These are our picks for the most important questions that first-time buyers sometimes overlook. In each case, the answers to these questions are vitally important when making a property-buying decision:
1) Why is the Current Owner Selling This House?
The answer to this question can provide valuable guidance when you’re putting in an offer. There’s a great difference in how you want to approach a motivated seller looking for a fast sale as opposed to a speculative seller who is mainly gauging market interest. The former situation can be particularly favourable, as you may be able to lower your offering price considerably.
2) How Long Has it Been Since the House was First Offered?
Bear in mind that local demand and property type greatly influence how long it takes to sell a given property. A property sitting on the market for several months is not a guaranteed red flag. Currently, home sales that are tracked on Rightmove take an average of 63 days to move from listing to securing a buyer.
3) What’s the Parking Picture Like?
If there isn’t a parking space or a garage included with the property, you need to give some thought as to where you or guests are going to park. And what if you need a disabled parking spot? If you need to arrange a designated space, feel free to contact your local council to learn more.
4) What Sort of Bills are Associated with the Property?
A good agent should be able to help you determine how much living in a given property will cost. The property listing should include an Energy Performance Certificate (EPC) which will suggest how much your energy costs will be. EPC ratings run from A to G, and you should see both a current rating and a potential rating that covers possible energy efficiency improvements. Ask the agent about council tax on the property, too.
5) Has There Been any Recent Building Work on the House?
The viewing is a good time to ask about recent renovations, improvements, extensions, and the like. Some places might have simple marble bathroom worktops, or even more complex developments like a new conservatory. For very old properties or ones which you believe are in questionable condition, you may want to consider having a detailed survey done. Keep your expectations reasonable if you start considering making your own extensions to a home; remember that planning permission may be difficult to secure.
6) Are There Any Neighbourhood Issues?
One of the most important parts of researching a property is getting to know the local area. Drive to the house during rush hour to gauge the traffic if you are a car commuter. Make sure you visit the area both in the daytime and at night. If possible, ask some neighbours for their opinion of the area.

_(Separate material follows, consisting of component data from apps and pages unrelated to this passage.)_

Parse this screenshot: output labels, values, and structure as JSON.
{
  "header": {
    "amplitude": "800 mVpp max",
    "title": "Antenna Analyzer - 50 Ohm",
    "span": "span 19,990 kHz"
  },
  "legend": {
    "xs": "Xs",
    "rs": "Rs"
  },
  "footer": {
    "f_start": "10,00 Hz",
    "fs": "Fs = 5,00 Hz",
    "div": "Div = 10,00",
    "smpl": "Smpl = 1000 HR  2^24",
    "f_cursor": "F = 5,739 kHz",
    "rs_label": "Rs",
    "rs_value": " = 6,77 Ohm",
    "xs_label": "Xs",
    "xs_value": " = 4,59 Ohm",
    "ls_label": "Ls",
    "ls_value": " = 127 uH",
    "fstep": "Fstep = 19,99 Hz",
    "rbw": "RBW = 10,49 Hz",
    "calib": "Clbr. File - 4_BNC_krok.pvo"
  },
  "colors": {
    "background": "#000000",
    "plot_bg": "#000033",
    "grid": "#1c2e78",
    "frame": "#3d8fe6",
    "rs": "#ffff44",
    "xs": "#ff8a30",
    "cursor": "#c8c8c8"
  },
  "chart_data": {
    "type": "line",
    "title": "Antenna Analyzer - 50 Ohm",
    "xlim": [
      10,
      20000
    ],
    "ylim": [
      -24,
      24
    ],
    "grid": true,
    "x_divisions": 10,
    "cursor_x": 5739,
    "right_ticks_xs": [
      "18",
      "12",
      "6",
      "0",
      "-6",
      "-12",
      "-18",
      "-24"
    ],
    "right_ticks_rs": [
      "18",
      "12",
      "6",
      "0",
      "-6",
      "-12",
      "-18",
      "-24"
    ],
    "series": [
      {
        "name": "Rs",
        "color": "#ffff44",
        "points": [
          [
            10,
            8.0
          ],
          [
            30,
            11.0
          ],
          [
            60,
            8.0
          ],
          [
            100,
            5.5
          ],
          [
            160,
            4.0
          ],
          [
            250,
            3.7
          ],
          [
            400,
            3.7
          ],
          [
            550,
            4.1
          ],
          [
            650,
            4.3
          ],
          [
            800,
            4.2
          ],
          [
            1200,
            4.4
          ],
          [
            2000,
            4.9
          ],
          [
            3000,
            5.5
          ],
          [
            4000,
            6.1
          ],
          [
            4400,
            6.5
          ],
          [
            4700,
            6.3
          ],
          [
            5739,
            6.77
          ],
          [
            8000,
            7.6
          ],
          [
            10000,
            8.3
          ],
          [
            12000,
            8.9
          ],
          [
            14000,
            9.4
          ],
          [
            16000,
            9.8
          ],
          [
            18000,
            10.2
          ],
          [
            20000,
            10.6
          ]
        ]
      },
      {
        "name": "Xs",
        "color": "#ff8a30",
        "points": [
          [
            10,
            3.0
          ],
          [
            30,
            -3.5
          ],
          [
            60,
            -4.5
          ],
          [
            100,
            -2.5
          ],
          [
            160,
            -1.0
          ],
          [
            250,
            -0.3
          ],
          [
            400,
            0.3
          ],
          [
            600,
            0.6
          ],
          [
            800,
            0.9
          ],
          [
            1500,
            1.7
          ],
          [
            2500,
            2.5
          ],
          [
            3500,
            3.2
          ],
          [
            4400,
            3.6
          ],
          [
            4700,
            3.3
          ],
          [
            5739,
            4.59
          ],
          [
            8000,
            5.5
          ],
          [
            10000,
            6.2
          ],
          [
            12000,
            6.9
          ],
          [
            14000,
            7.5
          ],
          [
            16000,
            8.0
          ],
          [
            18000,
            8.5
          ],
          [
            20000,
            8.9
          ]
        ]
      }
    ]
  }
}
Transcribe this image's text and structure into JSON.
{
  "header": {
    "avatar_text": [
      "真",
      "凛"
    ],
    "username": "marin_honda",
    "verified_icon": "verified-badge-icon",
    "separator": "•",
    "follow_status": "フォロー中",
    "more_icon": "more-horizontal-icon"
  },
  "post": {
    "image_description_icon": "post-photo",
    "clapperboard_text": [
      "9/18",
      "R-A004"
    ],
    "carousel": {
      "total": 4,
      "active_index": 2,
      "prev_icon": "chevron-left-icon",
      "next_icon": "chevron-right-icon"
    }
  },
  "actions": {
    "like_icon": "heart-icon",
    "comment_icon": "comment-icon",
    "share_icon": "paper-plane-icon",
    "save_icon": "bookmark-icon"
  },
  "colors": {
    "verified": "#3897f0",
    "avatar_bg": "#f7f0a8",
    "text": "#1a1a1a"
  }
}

7) Is There a Buying Chain Going On?
In some property sales, the seller has already lined up a new property to move into. But that deal might be contingent on selling their old property quickly; that may give you greater bargaining power. Be aware of the possibility of the reverse situation, though. A seller who is still looking for a new property may slow the entire process down and oblige you to wait longer than you’d like to complete the deal.
8) Be Clear About Inclusions and Exclusions?
Before making any commitments, make sure you’ve got as much detail as possible about what is and is not included in the sale of the property. White goods (e.g. washing machines, dishwashers, etc) are often included in property sales. These essentials might not come with the house, though; understand what you’re buying so that you can avoid any unpleasant surprises as you move in.
9) Can You Live with the Neighbours?
Neighbour issues matter more to some buyers than others. Some prospective owners might be outraged to discover their new neighbours like loud parties or own aggressive dogs. Other buyers are more lenient when it comes to neighbours. And in some cases, a great neighbourhood may be one of the factors that make an imperfect property worth buying. Diligent research is the key to making a good match.